The pressure of high-stakes testing and other standardized assessment measures dominates schools around the United States, and my school is no exception. This pressure pervades the atmosphere where I teach, which is especially apparent when the special education teachers gather for department meetings. At our department meeting this week the topic of progress monitoring of our students came up. Immediately the atmosphere in the room changed and a tension descended over the teachers. Complaints were made about the ability of the tests to provide information to inform instruction. Many teachers mentioned that they were simply completing the assessments because they would suffer consequences otherwise. This interaction reminded me of information contained in our current class materials. Demands placed by standardized testing serve as a source of anxiety and frustration for both teachers and students.
The video “Teaching Content is Teaching Reading” included the quote “Knowledge of the World is the most important factor in understanding reading.” In the five years of my educational career, the teaching of reading strategies, to the exclusion of methods, has been inflicted on the subject of reading at my school. We provide students with frequent instruction in reading strategies, whether they need that instruction or not. Now, I am not saying that reading strategies do not have value, especially for struggling readers at the middle school level. However, according to this video, all of those reading strategies will have little benefit if we do not work to build our students background knowledge. Doing so is not valued in the same way as teaching reading strategies. Just as the video pointed out that science and social studies content is minimized at the elementary level, similar action occurs at the junior high where I work. We remove students from social science classes in order to provide more reading instruction, but those classes could provide valuable background knowledge.
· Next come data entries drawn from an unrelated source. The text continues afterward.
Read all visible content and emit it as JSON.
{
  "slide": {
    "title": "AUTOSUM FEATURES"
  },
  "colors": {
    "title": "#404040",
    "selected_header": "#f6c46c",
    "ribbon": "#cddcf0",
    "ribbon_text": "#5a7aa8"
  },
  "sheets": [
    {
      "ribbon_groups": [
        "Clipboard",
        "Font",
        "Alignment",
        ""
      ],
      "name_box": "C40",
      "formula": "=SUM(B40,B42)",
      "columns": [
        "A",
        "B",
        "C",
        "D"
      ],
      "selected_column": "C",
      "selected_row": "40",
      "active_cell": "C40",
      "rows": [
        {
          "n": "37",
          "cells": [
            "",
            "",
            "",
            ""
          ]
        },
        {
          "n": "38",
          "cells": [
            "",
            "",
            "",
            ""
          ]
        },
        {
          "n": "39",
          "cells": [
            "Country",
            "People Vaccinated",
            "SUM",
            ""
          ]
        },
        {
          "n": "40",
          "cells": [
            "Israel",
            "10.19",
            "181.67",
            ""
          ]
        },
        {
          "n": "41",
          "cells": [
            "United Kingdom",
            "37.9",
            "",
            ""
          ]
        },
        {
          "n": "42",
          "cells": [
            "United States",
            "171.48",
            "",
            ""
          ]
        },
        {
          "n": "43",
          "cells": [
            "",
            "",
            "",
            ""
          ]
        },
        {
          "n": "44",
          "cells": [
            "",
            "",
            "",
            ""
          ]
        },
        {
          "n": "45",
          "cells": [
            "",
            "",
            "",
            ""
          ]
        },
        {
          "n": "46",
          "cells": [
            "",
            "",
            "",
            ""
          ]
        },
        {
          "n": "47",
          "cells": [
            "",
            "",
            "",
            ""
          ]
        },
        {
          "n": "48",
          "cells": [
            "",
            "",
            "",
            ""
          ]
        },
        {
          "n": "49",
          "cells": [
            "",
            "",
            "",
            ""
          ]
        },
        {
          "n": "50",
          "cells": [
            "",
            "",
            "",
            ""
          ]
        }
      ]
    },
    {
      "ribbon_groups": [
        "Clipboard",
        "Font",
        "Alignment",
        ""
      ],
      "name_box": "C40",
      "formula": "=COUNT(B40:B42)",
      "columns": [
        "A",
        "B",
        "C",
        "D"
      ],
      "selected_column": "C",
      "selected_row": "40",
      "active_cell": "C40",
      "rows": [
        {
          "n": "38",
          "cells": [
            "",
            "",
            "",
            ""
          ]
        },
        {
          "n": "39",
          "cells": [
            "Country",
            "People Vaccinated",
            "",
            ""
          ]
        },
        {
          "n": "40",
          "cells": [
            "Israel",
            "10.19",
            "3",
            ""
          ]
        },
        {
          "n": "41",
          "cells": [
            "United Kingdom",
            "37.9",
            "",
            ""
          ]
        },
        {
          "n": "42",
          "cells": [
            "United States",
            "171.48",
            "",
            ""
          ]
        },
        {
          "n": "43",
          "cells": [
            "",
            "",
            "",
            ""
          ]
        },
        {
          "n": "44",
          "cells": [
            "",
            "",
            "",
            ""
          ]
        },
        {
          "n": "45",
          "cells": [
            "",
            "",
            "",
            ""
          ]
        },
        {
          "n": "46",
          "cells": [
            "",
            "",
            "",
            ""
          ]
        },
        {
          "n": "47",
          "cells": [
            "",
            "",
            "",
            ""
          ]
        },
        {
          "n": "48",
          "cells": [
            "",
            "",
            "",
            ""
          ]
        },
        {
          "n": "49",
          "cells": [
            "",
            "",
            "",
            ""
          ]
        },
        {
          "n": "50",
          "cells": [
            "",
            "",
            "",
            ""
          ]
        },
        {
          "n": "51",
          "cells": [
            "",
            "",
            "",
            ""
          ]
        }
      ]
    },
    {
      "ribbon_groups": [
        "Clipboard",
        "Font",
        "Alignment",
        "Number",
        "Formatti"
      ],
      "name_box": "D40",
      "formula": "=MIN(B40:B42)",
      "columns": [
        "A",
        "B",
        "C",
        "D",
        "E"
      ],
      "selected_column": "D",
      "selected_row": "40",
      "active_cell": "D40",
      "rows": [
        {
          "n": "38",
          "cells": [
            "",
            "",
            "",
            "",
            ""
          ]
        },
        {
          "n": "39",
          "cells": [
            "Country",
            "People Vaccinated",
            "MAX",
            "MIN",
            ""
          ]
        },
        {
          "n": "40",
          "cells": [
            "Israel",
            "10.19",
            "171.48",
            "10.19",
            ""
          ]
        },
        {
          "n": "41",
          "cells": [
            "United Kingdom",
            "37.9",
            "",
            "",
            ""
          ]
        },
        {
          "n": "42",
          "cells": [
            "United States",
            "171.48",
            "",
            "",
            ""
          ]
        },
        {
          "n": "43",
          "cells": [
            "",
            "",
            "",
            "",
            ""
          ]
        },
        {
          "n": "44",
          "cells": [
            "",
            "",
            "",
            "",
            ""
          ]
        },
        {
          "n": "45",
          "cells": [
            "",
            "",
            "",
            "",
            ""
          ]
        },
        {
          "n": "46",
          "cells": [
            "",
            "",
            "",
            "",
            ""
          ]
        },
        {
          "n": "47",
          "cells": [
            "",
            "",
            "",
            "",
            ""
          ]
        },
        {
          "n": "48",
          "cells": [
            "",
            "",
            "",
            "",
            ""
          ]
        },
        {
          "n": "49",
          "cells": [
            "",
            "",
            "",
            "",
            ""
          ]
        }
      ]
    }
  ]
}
With a student population of 54% low income students, many of the students at my school are at a disadvantage when it comes to having the exposure to the background knowledge needed to understand information they read. I struggle with how to build up their knowledge enough to really contribute to their reading comprehension. During classes I provide activities to increase their background knowledge prior to reading. However, they need continued support and encouragement to maintain and increase background knowledge. When my eighth grade students do not even know the role George Washington played for our country, a lesson I taught earlier this week, I worry that despite my best efforts it may not be possible to “catch them up.”
As with many other schools, mine is plagued with over-assessing students using measures that do not provide meaningful information for instruction. Dr. Williams states in Chapter 10 of Critical Issues of Literacy Pedagogy ,“The results of the test are not used for any decisions regarding the teaching and learning environment and, are usually too late to make any difference.” (p. 205) This statement holds true for most of my experiences with standardized testing, which are mostly conducted as the result of edicts given by administration. Teachers often comment that the information provided by these assessments does not improve the instruction for students. In addition to providing little helpful information, these assessments frequently remove students from the instructional environment. Assessment is important, especially if it can lead to improved learning for the student. However, what I see in my school, is that the students being pulled out of classes to complete assessments are the very students who need the instruction they are missing. Those students lose precious class time, that could potentially be helpful to them, in order to assess how they are doing. That practice does not make sense to me. There has to be a way to assess students that does not remove them from the classroom and/or instructional time. Dr. Williams substantiates this thinking and provides an alternative suggestion to these frequent standardized tests in the form of authentic assessment, which is identified as assessment that is meaningful and gives teachers information that can be used effectively to help students.
In addition to the meaningless or negative effect it can have on instruction, high stakes testing cuts down the self-confidence of students who do not perform well on these types of assessments. This is also mentioned in Chapter 10 by Dr. Williams where he states that ineffective or inappropriate assessment can lead to “negative outcomes such as resistance, disengagement, and lack of motivation.” (p. 213) I have witnessed the effect of standardized testing on students who struggle. Students shut down and act out when presented with standardized assessments that only point out to them what they do not know rather than what they do know. I have stood next to a student during a high-stakes test while he says to me, “I can’t do it.” As much as I want to believe that he can, I know the tasks set before him will only frustrate and discourage him. This is why I believe that authentic reading and writing assessments are more valuable when it comes to assessing students and informing instruction. Since these assessments are implemented within the classroom and measure specific criteria, students have the opportunity to demonstrate their successes in learning. Rather than knocking down their self-esteem, these authentic assessments offer the opportunity to students to discover their personal strengths while they continue to develop in other areas.
The frustration caused by high-stakes testing and other standardized assessments pervades educational settings for teachers and students. Educational practices related to reading often focus on only one area, such as reading strategies, when students would benefit from a wider range of information. This focus often comes as a result of wanting to improve scores on standardized tests. While assessment has value in guiding education, there needs to be a shift away from standardized testing to more authentic assessments. These assessments can provide positive benefits for students by focusing instruction on their needs and giving them opportunities to demonstrate their abilities.